ACA has increased its participation in coalition efforts supporting education funding and improved student outcomes. In October, ACA attended the Committee for Education Funding (CEF) Gala, where speakers including Education Secretary Arne Duncan addressed a packed room of educators and education interest group representatives. CEF presented Rep. Todd Platts (R-Pa.), Rep. Chris Van Hollen (D-Md.), Sen. Dick Durbin (D-Ill.) and Sen. Olympia Snowe (R-Maine) with awards recognizing their dedicated work to improve education funding and policies at the federal level.

Since 2010, ACA has been a partner and supporter of the College Board National Office for School Counselor Advocacy (NOSCA) “Own the Turf” campaign. NOSCA recently released its second national survey, which takes the pulse of the school counseling profession. The first national survey in 2011, “Counseling at a Crossroads,” found that school counselors were at a point at which they could either become central to student academic achievement in schools or remain on the sidelines as new education efforts ramped up. The 2012 national survey, “True North: Charting the Course to College and Career Readiness,” provides powerful evidence that school counselors and their administrators know how to plot the course of their students’ college and career success. However, significant barriers stand in the way of real progress. The survey identifies barriers such as a lack of focus, training, accountability and resources for counselors, but says that school districts, university programs, public policy and professional organizations can help to overcome these barriers. To read the report, go to counseling.org/publicpolicy. If you have any thoughts on the survey, or input for ACA’s School Counseling Task Force, email Jessica Eagle in ACA’s public policy office at jeagle@counseling.org.

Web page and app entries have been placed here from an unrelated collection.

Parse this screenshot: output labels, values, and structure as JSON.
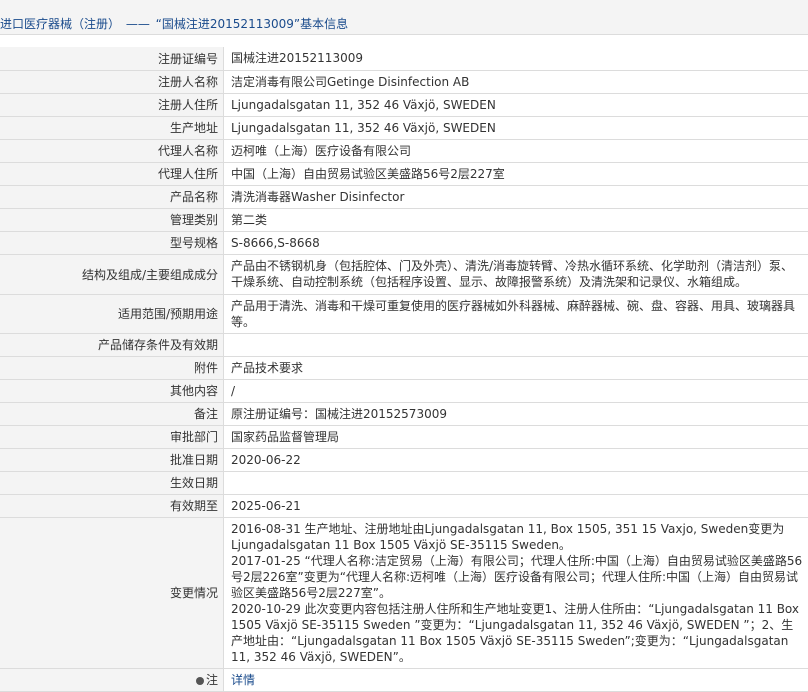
{
  "header": {
    "category": "进口医疗器械（注册）",
    "dash": "——",
    "title": "“国械注进20152113009”基本信息"
  },
  "rows": [
    {
      "label": "注册证编号",
      "value": "国械注进20152113009"
    },
    {
      "label": "注册人名称",
      "value": "洁定消毒有限公司Getinge Disinfection AB"
    },
    {
      "label": "注册人住所",
      "value": "Ljungadalsgatan 11, 352 46 Växjö, SWEDEN"
    },
    {
      "label": "生产地址",
      "value": "Ljungadalsgatan 11, 352 46 Växjö, SWEDEN"
    },
    {
      "label": "代理人名称",
      "value": "迈柯唯（上海）医疗设备有限公司"
    },
    {
      "label": "代理人住所",
      "value": "中国（上海）自由贸易试验区美盛路56号2层227室"
    },
    {
      "label": "产品名称",
      "value": "清洗消毒器Washer Disinfector"
    },
    {
      "label": "管理类别",
      "value": "第二类"
    },
    {
      "label": "型号规格",
      "value": "S-8666,S-8668"
    },
    {
      "label": "结构及组成/主要组成成分",
      "value": "产品由不锈钢机身（包括腔体、门及外壳）、清洗/消毒旋转臂、冷热水循环系统、化学助剂（清洁剂）泵、干燥系统、自动控制系统（包括程序设置、显示、故障报警系统）及清洗架和记录仪、水箱组成。"
    },
    {
      "label": "适用范围/预期用途",
      "value": "产品用于清洗、消毒和干燥可重复使用的医疗器械如外科器械、麻醉器械、碗、盘、容器、用具、玻璃器具等。"
    },
    {
      "label": "产品储存条件及有效期",
      "value": ""
    },
    {
      "label": "附件",
      "value": "产品技术要求"
    },
    {
      "label": "其他内容",
      "value": "/"
    },
    {
      "label": "备注",
      "value": "原注册证编号：国械注进20152573009"
    },
    {
      "label": "审批部门",
      "value": "国家药品监督管理局"
    },
    {
      "label": "批准日期",
      "value": "2020-06-22"
    },
    {
      "label": "生效日期",
      "value": ""
    },
    {
      "label": "有效期至",
      "value": "2025-06-21"
    }
  ],
  "change": {
    "label": "变更情况",
    "lines": [
      "2016-08-31 生产地址、注册地址由Ljungadalsgatan 11, Box 1505, 351 15 Vaxjo, Sweden变更为Ljungadalsgatan 11 Box 1505 Växjö SE-35115 Sweden。",
      "2017-01-25 “代理人名称:洁定贸易（上海）有限公司；代理人住所:中国（上海）自由贸易试验区美盛路56号2层226室”变更为“代理人名称:迈柯唯（上海）医疗设备有限公司；代理人住所:中国（上海）自由贸易试验区美盛路56号2层227室”。",
      "2020-10-29 此次变更内容包括注册人住所和生产地址变更1、注册人住所由：“Ljungadalsgatan 11 Box 1505 Växjö SE-35115 Sweden ”变更为：“Ljungadalsgatan 11, 352 46 Växjö, SWEDEN ”；2、生产地址由：“Ljungadalsgatan 11 Box 1505 Växjö SE-35115 Sweden”;变更为：“Ljungadalsgatan 11, 352 46 Växjö, SWEDEN”。"
    ]
  },
  "note": {
    "label": "注",
    "link": "详情"
  }
}
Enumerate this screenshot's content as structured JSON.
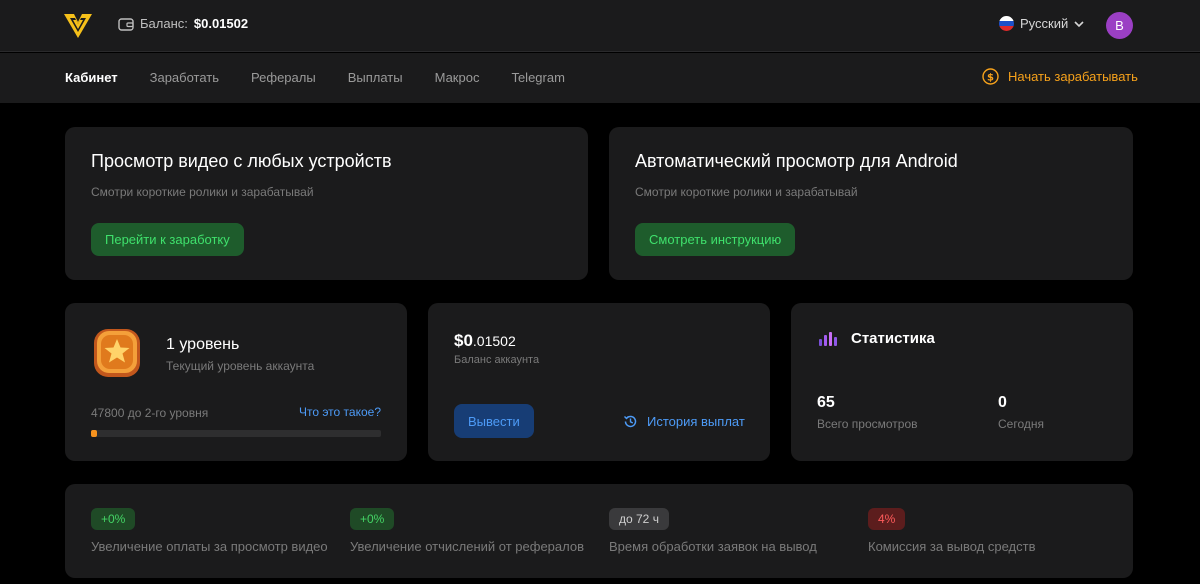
{
  "header": {
    "balance_label": "Баланс:",
    "balance_value": "$0.01502",
    "language": "Русский",
    "avatar_letter": "B"
  },
  "nav": {
    "items": [
      "Кабинет",
      "Заработать",
      "Рефералы",
      "Выплаты",
      "Макрос",
      "Telegram"
    ],
    "active": "Кабинет",
    "start_earning": "Начать зарабатывать"
  },
  "promo": [
    {
      "title": "Просмотр видео с любых устройств",
      "subtitle": "Смотри короткие ролики и зарабатывай",
      "button": "Перейти к заработку"
    },
    {
      "title": "Автоматический просмотр для Android",
      "subtitle": "Смотри короткие ролики и зарабатывай",
      "button": "Смотреть инструкцию"
    }
  ],
  "level": {
    "title": "1 уровень",
    "subtitle": "Текущий уровень аккаунта",
    "progress_text": "47800 до 2-го уровня",
    "help_link": "Что это такое?",
    "progress_fraction": 0.02
  },
  "account_balance": {
    "main": "$0",
    "decimals": ".01502",
    "label": "Баланс аккаунта",
    "withdraw": "Вывести",
    "history": "История выплат"
  },
  "stats": {
    "title": "Статистика",
    "total_views_value": "65",
    "total_views_label": "Всего просмотров",
    "today_value": "0",
    "today_label": "Сегодня"
  },
  "features": [
    {
      "badge": "+0%",
      "color": "green",
      "text": "Увеличение оплаты за просмотр видео"
    },
    {
      "badge": "+0%",
      "color": "green",
      "text": "Увеличение отчислений от рефералов"
    },
    {
      "badge": "до 72 ч",
      "color": "gray",
      "text": "Время обработки заявок на вывод"
    },
    {
      "badge": "4%",
      "color": "red",
      "text": "Комиссия за вывод средств"
    }
  ],
  "colors": {
    "accent_orange": "#f7a21b",
    "green": "#3fe06c",
    "blue": "#4d9bf7",
    "avatar": "#9b3fc4"
  },
  "icons": [
    "logo-icon",
    "wallet-icon",
    "russia-flag-icon",
    "chevron-down-icon",
    "dollar-coin-icon",
    "star-badge-icon",
    "history-icon",
    "stats-bars-icon"
  ]
}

Finally, ACA has joined the America’s Promise Alliance, founded by Gen. Colin Powell. The alliance is the nation’s largest partnership of businesses, nonprofits and other organizations dedicated to 1) ensuring that children get the support they need to succeed, 2) slashing high school dropout rates and 3) helping students graduate ready for college and the 21st-century workforce. Alliance members agree to support “Five Promises” for young people: caring adults, safe places, a healthy start, effective education and opportunities to help others. School counselors are a critical component of this work, and ACA will be promoting school counseling’s role to its partners in the America’s Promise Alliance. In February, ACA will attend the alliance’s Grad Nation Summit, which will focus on successful local, state and national education initiatives.